Breaking the Silence: Wounds That Won't Heal
Hawa, a Haitian refugee, pictured here with her doctor, had to undergo 24 reconstructive surgeries after her husband poured acid on her.
Photo Credit: Elizabeth Ames
Her abuser in Haiti nearly killed her, now Hawa is worried she won't be able to save her children
Scrolling through old pictures on her phone, Bronx resident Hawa finds it hard not to get emotional.
Hawa asked that we not use her last name in writing for fear of legal repercussions. The old photos that's she's looking at on her phone were taken a little over a year ago, but she looks virtually unrecognizable now.
Everything changed the night her husband threw acid on her. Her face is covered in burn scars and her right ear is missing. A small metal rod held up by scotch tape are in the place of where her nose used to be. Looking back on that night, Hawa said she thought she was going to die.
"I didn't know I could make it but I'm here," She said. "My body as you can see is ruined. It's burned. I lose my nose. This nose was glued up. I lose my ears."
Hawa had to be taken from her home of Haiti and transferred to the U.S. for emergency medical care, 24 surgeries later, she said she's still struggling with how everything changed. However, she said her looks are the least of her problems.
Hawa has three kids ages 6, 8 and 11. They couldn't come with her to the U.S. The children are still with her husband, and she said knowing her children are still with her abuser is the worst thing in the world.
"There's days that I can't even sleep. I can't sleep. I don't even know whether my kids know if I'm alive or not. What did [my husband] tell them, 'your mother is dead or she's alive.' I don't know," Hawa said.
Hawa said once she gets her kids, she's scared she might not be able to give them a home in the U.S. after the Attorney General Jeff Session's decision that domestic violence and gang violence survivors shouldn't be eligible for asylum.
Her husband abused her for several years before the night he poured acid on her.
"If [Attorney General Jeff Sessions] can see my face or see my body, he will not make this decision," Hawa said.
She is still waiting for a court date for her asylum hearing.
A person helping Hawa is Dr. Elizabeth Ames, the president of the Northern New Jersey Sanctuary Coalition. The organization helps applicants while they're trying to get asylum in the U.S., including finding a job and a place to live.
Dr. Ames is helping Hawa while she awaits her hearing, and said it would be inhumane to send Hawa back to Chad, Africa where she is from originally.
"I mean really, she almost died, and I'm sure the intent was to kill her," Ames said. "I can't imagine even [Attorney General Jeff Sessions] would force her back."
But, Attorney General Sessions has been firm on the issue.
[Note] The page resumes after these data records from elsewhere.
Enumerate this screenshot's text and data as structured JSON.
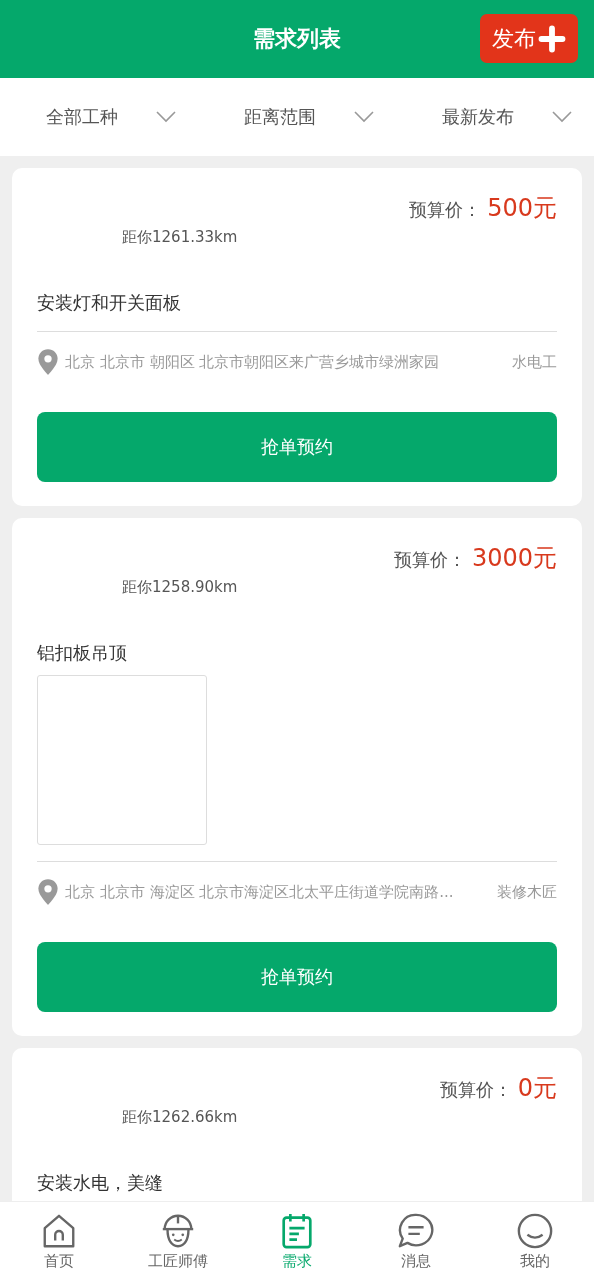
{
  "header": {
    "title": "需求列表",
    "publish_button": "发布"
  },
  "filters": [
    {
      "label": "全部工种"
    },
    {
      "label": "距离范围"
    },
    {
      "label": "最新发布"
    }
  ],
  "requests": [
    {
      "price_label": "预算价：",
      "price": "500元",
      "distance": "距你1261.33km",
      "title": "安装灯和开关面板",
      "address": "北京 北京市 朝阳区 北京市朝阳区来广营乡城市绿洲家园",
      "trade": "水电工",
      "action": "抢单预约"
    },
    {
      "price_label": "预算价：",
      "price": "3000元",
      "distance": "距你1258.90km",
      "title": "铝扣板吊顶",
      "photos": [
        {
          "kind": "empty"
        }
      ],
      "address": "北京 北京市 海淀区 北京市海淀区北太平庄街道学院南路...",
      "trade": "装修木匠",
      "action": "抢单预约"
    },
    {
      "price_label": "预算价：",
      "price": "0元",
      "distance": "距你1262.66km",
      "title": "安装水电，美缝"
    }
  ],
  "tabbar": [
    {
      "label": "首页",
      "kind": "home",
      "selected": false
    },
    {
      "label": "工匠师傅",
      "kind": "workers",
      "selected": false
    },
    {
      "label": "需求",
      "kind": "requests",
      "selected": true
    },
    {
      "label": "消息",
      "kind": "messages",
      "selected": false
    },
    {
      "label": "我的",
      "kind": "profile",
      "selected": false
    }
  ]
}
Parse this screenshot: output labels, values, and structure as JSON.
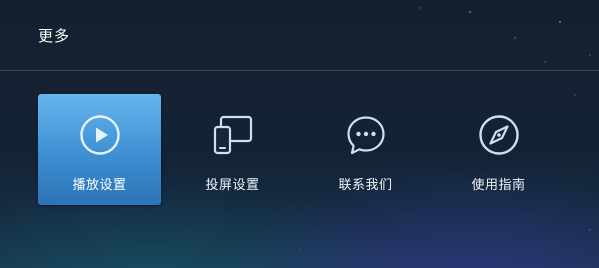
{
  "header": {
    "title": "更多"
  },
  "menu": {
    "items": [
      {
        "label": "播放设置",
        "icon": "play-icon",
        "selected": true
      },
      {
        "label": "投屏设置",
        "icon": "screen-cast-icon",
        "selected": false
      },
      {
        "label": "联系我们",
        "icon": "chat-icon",
        "selected": false
      },
      {
        "label": "使用指南",
        "icon": "compass-icon",
        "selected": false
      }
    ]
  },
  "colors": {
    "selected_tile": "#4a9ee0",
    "icon": "#cfe0ee",
    "text": "#ffffff"
  }
}
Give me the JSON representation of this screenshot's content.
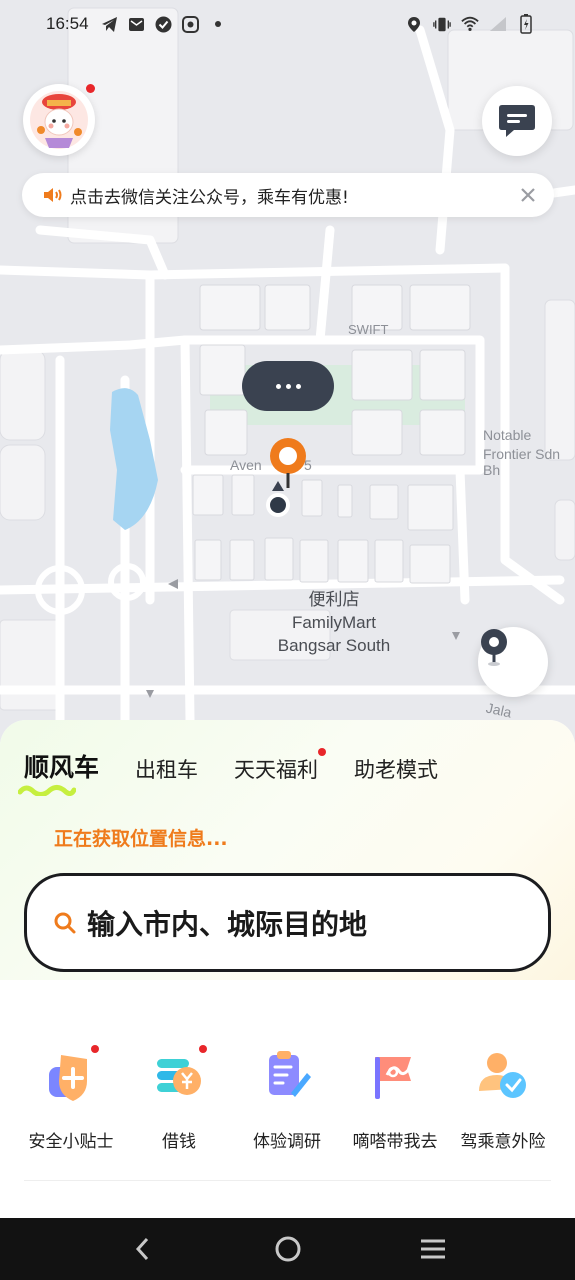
{
  "status_bar": {
    "time": "16:54",
    "left_icons": [
      "telegram-icon",
      "mail-icon",
      "check-circle-icon",
      "app-icon",
      "dot-icon"
    ],
    "right_icons": [
      "location-icon",
      "vibrate-icon",
      "wifi-icon",
      "signal-icon",
      "battery-icon"
    ]
  },
  "notice": {
    "text": "点击去微信关注公众号，乘车有优惠!",
    "icon": "speaker-icon",
    "close_icon": "close-icon"
  },
  "map": {
    "labels": {
      "swift": "SWIFT",
      "notable_line1": "Notable",
      "notable_line2": "Frontier Sdn Bh",
      "avenue": "Aven",
      "avenue_tail": "5",
      "jalan": "Jala"
    },
    "poi": {
      "line1": "便利店",
      "line2": "FamilyMart",
      "line3": "Bangsar South"
    }
  },
  "sheet": {
    "tabs": [
      {
        "label": "顺风车",
        "active": true
      },
      {
        "label": "出租车",
        "active": false
      },
      {
        "label": "天天福利",
        "active": false,
        "badge": true
      },
      {
        "label": "助老模式",
        "active": false
      }
    ],
    "location_status": "正在获取位置信息...",
    "search_placeholder": "输入市内、城际目的地",
    "shortcuts": [
      {
        "label": "安全小贴士",
        "icon": "shield-plus-icon",
        "badge": true
      },
      {
        "label": "借钱",
        "icon": "coin-stack-icon",
        "badge": true
      },
      {
        "label": "体验调研",
        "icon": "clipboard-pen-icon",
        "badge": false
      },
      {
        "label": "嘀嗒带我去",
        "icon": "flag-icon",
        "badge": false
      },
      {
        "label": "驾乘意外险",
        "icon": "user-shield-icon",
        "badge": false
      }
    ]
  },
  "colors": {
    "accent_orange": "#ef7b1c",
    "badge_red": "#e8262a",
    "map_bg": "#e8e9ed"
  }
}
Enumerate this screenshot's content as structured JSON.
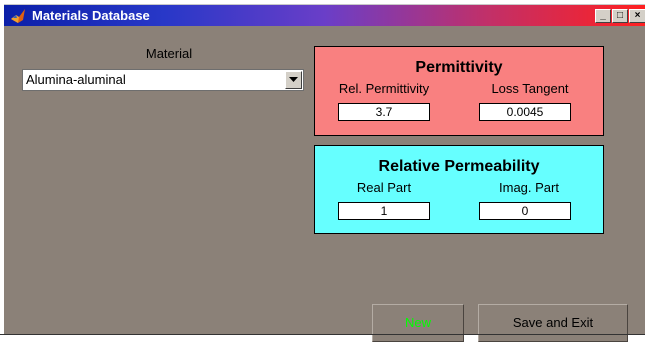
{
  "window": {
    "title": "Materials Database",
    "minimize": "_",
    "maximize": "□",
    "close": "×"
  },
  "material": {
    "label": "Material",
    "selected": "Alumina-aluminal"
  },
  "permittivity": {
    "title": "Permittivity",
    "rel_label": "Rel. Permittivity",
    "loss_label": "Loss Tangent",
    "rel_value": "3.7",
    "loss_value": "0.0045",
    "bg_color": "#f98080"
  },
  "permeability": {
    "title": "Relative Permeability",
    "real_label": "Real Part",
    "imag_label": "Imag. Part",
    "real_value": "1",
    "imag_value": "0",
    "bg_color": "#66ffff"
  },
  "buttons": {
    "new_label": "New",
    "new_color": "#00ff00",
    "save_exit_label": "Save and Exit"
  }
}
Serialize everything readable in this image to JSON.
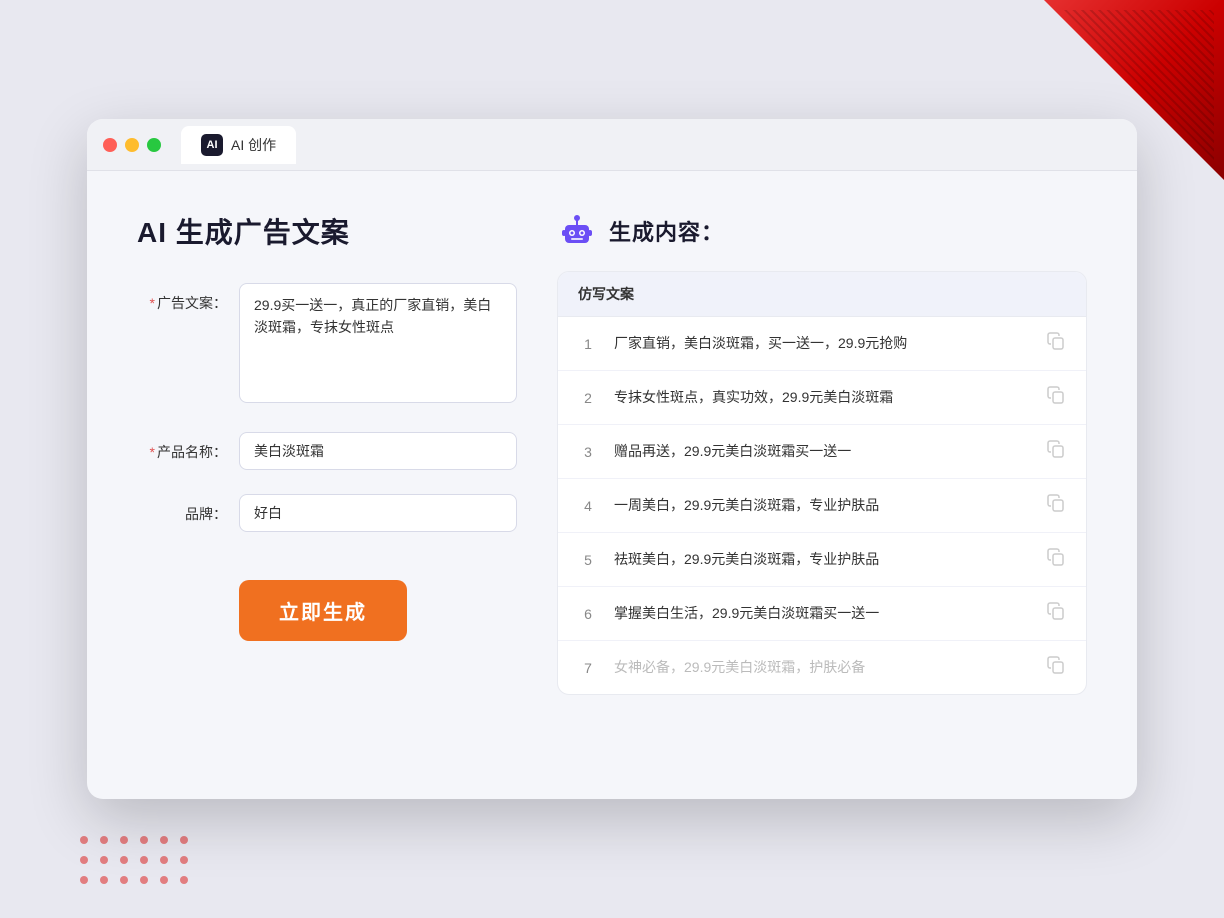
{
  "window": {
    "tab_label": "AI 创作",
    "traffic_lights": [
      "red",
      "yellow",
      "green"
    ]
  },
  "left_panel": {
    "page_title": "AI  生成广告文案",
    "form": {
      "ad_copy_label": "广告文案：",
      "ad_copy_required": "＊",
      "ad_copy_value": "29.9买一送一，真正的厂家直销，美白淡斑霜，专抹女性斑点",
      "product_name_label": "产品名称：",
      "product_name_required": "＊",
      "product_name_value": "美白淡斑霜",
      "brand_label": "品牌：",
      "brand_value": "好白",
      "generate_btn": "立即生成"
    }
  },
  "right_panel": {
    "title": "生成内容：",
    "table_header": "仿写文案",
    "results": [
      {
        "num": "1",
        "text": "厂家直销，美白淡斑霜，买一送一，29.9元抢购",
        "muted": false
      },
      {
        "num": "2",
        "text": "专抹女性斑点，真实功效，29.9元美白淡斑霜",
        "muted": false
      },
      {
        "num": "3",
        "text": "赠品再送，29.9元美白淡斑霜买一送一",
        "muted": false
      },
      {
        "num": "4",
        "text": "一周美白，29.9元美白淡斑霜，专业护肤品",
        "muted": false
      },
      {
        "num": "5",
        "text": "祛斑美白，29.9元美白淡斑霜，专业护肤品",
        "muted": false
      },
      {
        "num": "6",
        "text": "掌握美白生活，29.9元美白淡斑霜买一送一",
        "muted": false
      },
      {
        "num": "7",
        "text": "女神必备，29.9元美白淡斑霜，护肤必备",
        "muted": true
      }
    ]
  }
}
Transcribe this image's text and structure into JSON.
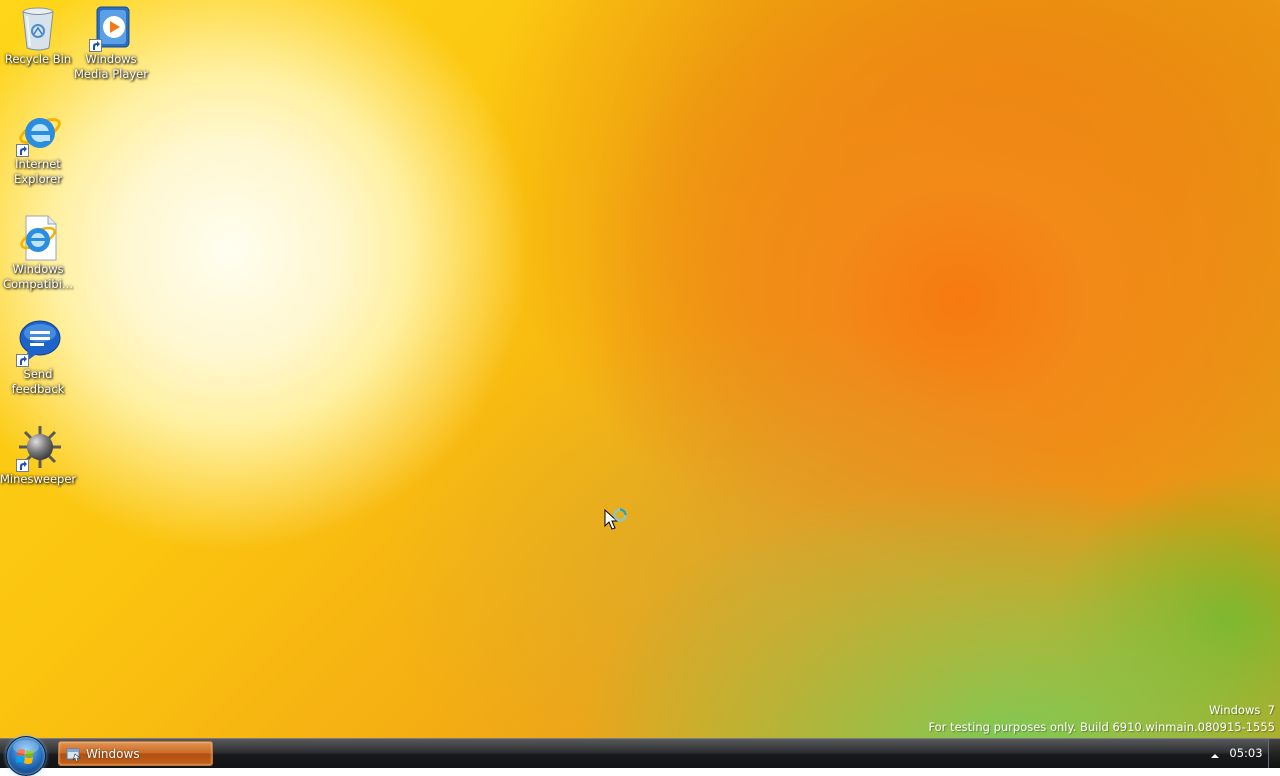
{
  "desktop": {
    "icons": [
      {
        "label": "Recycle Bin",
        "icon": "recycle-bin-icon"
      },
      {
        "label": "Windows Media Player",
        "icon": "windows-media-player-icon"
      },
      {
        "label": "Internet Explorer",
        "icon": "internet-explorer-icon"
      },
      {
        "label": "Windows Compatibi...",
        "icon": "internet-explorer-document-icon"
      },
      {
        "label": "Send feedback",
        "icon": "feedback-speech-bubble-icon"
      },
      {
        "label": "Minesweeper",
        "icon": "mine-icon"
      }
    ]
  },
  "watermark": {
    "line1": "Windows  7",
    "line2": "For testing purposes only. Build 6910.winmain.080915-1555"
  },
  "taskbar": {
    "start_icon": "windows-logo-icon",
    "task_button_label": "Windows",
    "task_button_icon": "explorer-window-icon",
    "clock": "05:03"
  },
  "colors": {
    "taskbar_active": "#c9651f",
    "wallpaper_yellow": "#ffd61a",
    "wallpaper_orange": "#f67a10",
    "wallpaper_green": "#7acb55"
  }
}
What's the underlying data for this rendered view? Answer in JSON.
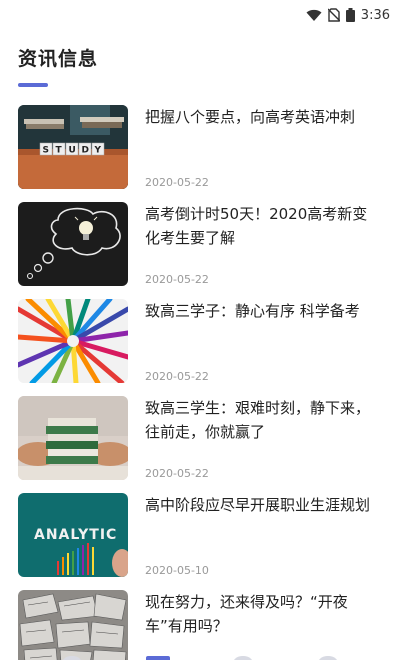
{
  "status_bar": {
    "time": "3:36",
    "icons": [
      "wifi-icon",
      "no-sim-icon",
      "battery-icon"
    ]
  },
  "header": {
    "title": "资讯信息"
  },
  "accent_color": "#5b6bd6",
  "articles": [
    {
      "title": "把握八个要点，向高考英语冲刺",
      "date": "2020-05-22",
      "image": "study-blocks"
    },
    {
      "title": "高考倒计时50天！2020高考新变化考生要了解",
      "date": "2020-05-22",
      "image": "lightbulb-chalkboard"
    },
    {
      "title": "致高三学子：静心有序 科学备考",
      "date": "2020-05-22",
      "image": "colored-pencils"
    },
    {
      "title": "致高三学生：艰难时刻，静下来，往前走，你就赢了",
      "date": "2020-05-22",
      "image": "book-stack"
    },
    {
      "title": "高中阶段应尽早开展职业生涯规划",
      "date": "2020-05-10",
      "image": "analytics-chalkboard"
    },
    {
      "title": "现在努力，还来得及吗？“开夜车”有用吗？",
      "date": "",
      "image": "paper-pile"
    }
  ],
  "tabbar": {
    "tabs": [
      "tab-1",
      "tab-2",
      "tab-3",
      "tab-4"
    ],
    "active_index": 1
  }
}
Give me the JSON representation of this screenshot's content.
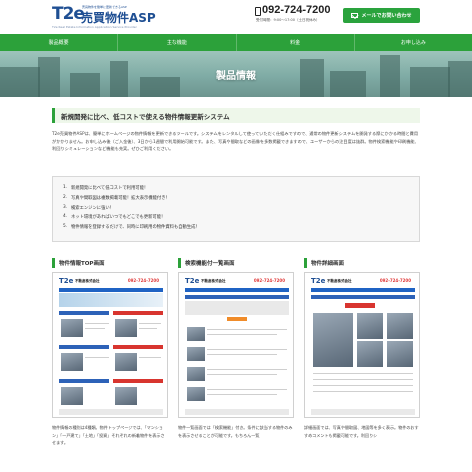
{
  "header": {
    "logo_mark": "T2e",
    "logo_name": "売買物件ASP",
    "logo_tagline": "売買物件を簡単に更新できるASP",
    "logo_sub": "T2e Real Estate Information Application Service Provider",
    "phone": "092-724-7200",
    "hours": "受付時間：9:00〜17:00（土日祝休み）",
    "mail_button": "メールでお問い合わせ"
  },
  "nav": {
    "items": [
      {
        "label": "製品概要"
      },
      {
        "label": "主な機能"
      },
      {
        "label": "料金"
      },
      {
        "label": "お申し込み"
      }
    ]
  },
  "hero": {
    "title": "製品情報"
  },
  "main": {
    "section_title": "新規開発に比べ、低コストで使える物件情報更新システム",
    "intro": "T2e売買物件ASPは、簡単にホームページの物件情報を更新できるツールです。システムをレンタルして使っていただく仕組みですので、通常の物件更新システムを開発する際にかかる時間と費用がかかりません。お申し込み後（ご入金後）、3日から1週間で利用開始可能です。また、写真や間取などの画像を多数掲載できますので、ユーザーからの注目度は抜群。物件検索機能や印刷機能、利回りシミュレーションなど機能も充実。ぜひご利用ください。",
    "features": [
      {
        "num": "1.",
        "text": "新規開発に比べて低コストで利用可能！"
      },
      {
        "num": "2.",
        "text": "写真や間取図は複数掲載可能！拡大表示機能付き！"
      },
      {
        "num": "3.",
        "text": "検索エンジンに強い！"
      },
      {
        "num": "4.",
        "text": "ネット環境があればいつでもどこでも更新可能！"
      },
      {
        "num": "5.",
        "text": "物件情報を登録するだけで、同時に印刷用の物件資料も自動生成！"
      }
    ]
  },
  "cards": [
    {
      "title": "物件情報TOP画面",
      "shot_logo": "T2e",
      "shot_company": "不動産株式会社",
      "shot_phone": "092-724-7200",
      "desc": "物件情報の種別は4種類。物件トップページでは、「マンション」「一戸建て」「土地」「投資」それぞれの新着物件を表示させます。"
    },
    {
      "title": "検索機能付一覧画面",
      "shot_logo": "T2e",
      "shot_company": "不動産株式会社",
      "shot_phone": "092-724-7200",
      "desc": "物件一覧画面では「検索機能」付き。条件に該当する物件のみを表示させることが可能です。もちろん一覧"
    },
    {
      "title": "物件詳細画面",
      "shot_logo": "T2e",
      "shot_company": "不動産株式会社",
      "shot_phone": "092-724-7200",
      "desc": "詳細画面では、写真や間取図、地図等を多く表示。物件のおすすめコメントも掲載可能です。利回りシ"
    }
  ]
}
In June, he overruled a 2016 case involving a woman who was a survivor of domestic violence, saying she had no claim to asylum.
In the announcement of the decision, Sessions said he wanted immigration judges to have a uniform policy.
"Asylum was never meant to alleviate all problems, even all serious problems that people face everyday all over the world," Sessions said in front of immigration judges.
The attorney general stressed the Trump administration's zero-tolerance policy, and said that 80% of all asylum applications are without merit.
Dr. Elizabeth Ames said she's concerned Hawa might be sent back to her home country without ever getting an asylum hearing.
"Her asylum hearing hasn't even been announced yet," Ames said. "Some of these hearings take years to take place. Others happen rather quickly, and I don't know the rhyme or reason for why."
Amanda Doroshow, an immigration attorney at Her Justice, has an inkling. Doroshow said immigration courts are extremely difficult to navigate and have massive backlogs.
"Fighting a case in immigration court is like fighting a death penalty case in traffic court because the stakes are so high, but the court is so disorganized," Doroshow said. "It's chaos."
For Doroshow, Sessions ruling is simply a way to keep people from even trying to come to the U.S. in the first place. She argues survivors of domestic violence will continue to come to America and take the risk, especially if their life is in jeapordy.
At this moment, it's estimated that tens-of-thousands of domestic violence survivors are in the United States awaiting the fate of asylum hearings.